Reviews: CL, that movie-watchin’ fiend, had gone to see "Iron Man" and was pleasantly surprised to note that it did not offend him for messing up the characters. The picture had many good things about it, except for one bit of business at the end, which he found racist. The film was accompanied by a trailer for "The Incredible Hulk," which looked very realistic – until you saw the Hulk, who looks all CGI and very fakey. (See your humble Scribe’s remarks of 11 years ago, in which the mini-series "The Odyssey" was described as having "the best cheesy CGI griffins I’ve ever seen.") The trailer for the new "Indiana Jones" movie looks exciting, even though it reminds him of "The Mummy Returns." Qarl said that he and Kevin enjoyed "Iron Man," as well as a "triple-wide" trailer for "Prince Caspian," which makes him really want to see it. Hare Hobbs was one of the lonely few who had seen "Speed Racer," and noted that the little brother and chimp have what he called "The Jar-Jar Syndrome." Still, it’s a "wonderful eye candy movie," and he does recommend it. CL was reminded of "Tarzan’s Greatest Adventure," in which Cheetah is told at the beginning of the picture that he has to stay behind, and is never seen again. The audience cheered in wonderment that such a thing could have happened. Ah well, those were the days of old.
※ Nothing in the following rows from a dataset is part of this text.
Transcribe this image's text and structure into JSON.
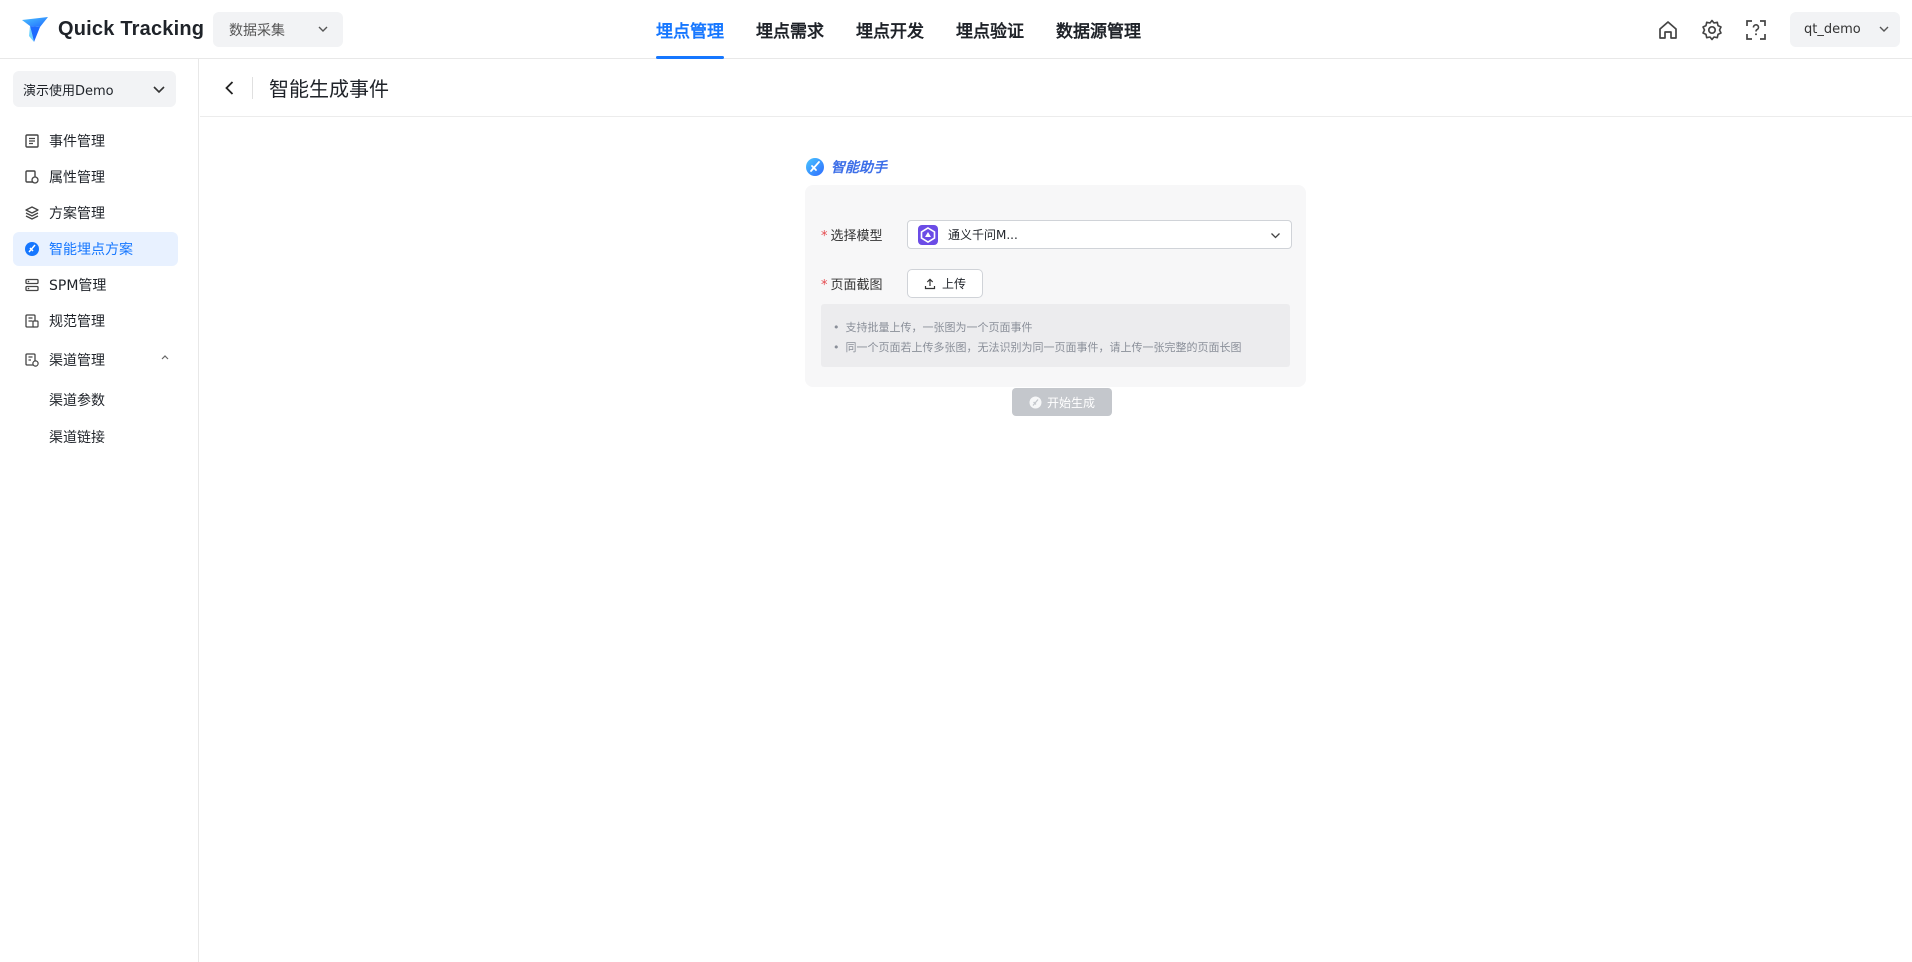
{
  "header": {
    "brand": "Quick Tracking",
    "module_select": "数据采集",
    "tabs": [
      {
        "label": "埋点管理",
        "active": true
      },
      {
        "label": "埋点需求",
        "active": false
      },
      {
        "label": "埋点开发",
        "active": false
      },
      {
        "label": "埋点验证",
        "active": false
      },
      {
        "label": "数据源管理",
        "active": false
      }
    ],
    "icons": [
      "home-icon",
      "settings-icon",
      "help-scan-icon"
    ],
    "user": "qt_demo"
  },
  "sidebar": {
    "project": "演示使用Demo",
    "items": [
      {
        "label": "事件管理",
        "icon": "event-list-icon",
        "active": false
      },
      {
        "label": "属性管理",
        "icon": "property-icon",
        "active": false
      },
      {
        "label": "方案管理",
        "icon": "layers-icon",
        "active": false
      },
      {
        "label": "智能埋点方案",
        "icon": "ai-icon",
        "active": true
      },
      {
        "label": "SPM管理",
        "icon": "spm-icon",
        "active": false
      },
      {
        "label": "规范管理",
        "icon": "rules-icon",
        "active": false
      }
    ],
    "group": {
      "label": "渠道管理",
      "icon": "channel-icon",
      "expanded": true
    },
    "sub_items": [
      {
        "label": "渠道参数"
      },
      {
        "label": "渠道链接"
      }
    ]
  },
  "main": {
    "title": "智能生成事件",
    "assistant_label": "智能助手",
    "form": {
      "model_label": "选择模型",
      "model_value": "通义千问M...",
      "screenshot_label": "页面截图",
      "upload_label": "上传",
      "tips": [
        "支持批量上传，一张图为一个页面事件",
        "同一个页面若上传多张图，无法识别为同一页面事件，请上传一张完整的页面长图"
      ],
      "generate_label": "开始生成"
    }
  },
  "colors": {
    "accent": "#1677ff",
    "active_bg": "#e8f1ff",
    "required": "#e5484d",
    "disabled_button": "#c4c7cc"
  }
}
Richard Costas had gone to see the Very Large Array, and was very impressed. By luck he even got to film them moving one of the 27 telescopes. Krystal Raines bought a DVD that she thought people might like to see. Jerry Pournelle wrapped up the "Iron Man" critiquing for now, saying he had liked it a lot, particularly for "the way they found 35-year-old Gwyneth Paltrow to be an ingenue … but then she’s probably one of the best actresses in the business."
Faanish Committee Reports: We still couldn’t shake the "Iron Man" references, as Doug reported that Sarcos Inc. has built an exoskeleton which can multiply its wearer’s strength and endurance 20 times, and yet weighs only 150 pounds. Charles had received an article from Greg Bilan about a Swiss pilot named Yves Rossy who jumped from a plane, using a jet-powered wing to fly solo and perform stunts over the Alps. "That was to impress the girls," Rossy said afterwards. Dan McCarthy was impressed by the film footage he saw on TV, which really looked like a flying man. His flight time was nine minutes, much more than you can get with a JetPack. Hare Hobbs had an addendum to a previous report, that safety in stock car collisions has been helped by a sort of artificial rock, made the same way as styrofoam. Your humble Scribe noted that Honda’s ASIMO robot had been programmed to conduct at a recent concert of the Detroit Symphony Orchestra. This would make it the first robot to perform in public with an orchestra, that is if you don’t count Anthony Daniels or Glenn Gould.
Miscellaneous: Milt asked the assemblage to recommend humane ways for dealing with gophers. Your humble Scribe suggested, "Watch ‘Caddyshack.’" Charles Lee Jackson, the Second told the room, "Don’t forget, elections are coming next month." Marcia noted that while we had no program tonight, that for the 22nd will be a showing by Tom Safer of cartoons about pirates and sailors, while Michelle will have a program for us on the 29th, a presentation of "The JPL Story."
And with that, there was no place to go but out, so we did that, adjourning at 2130.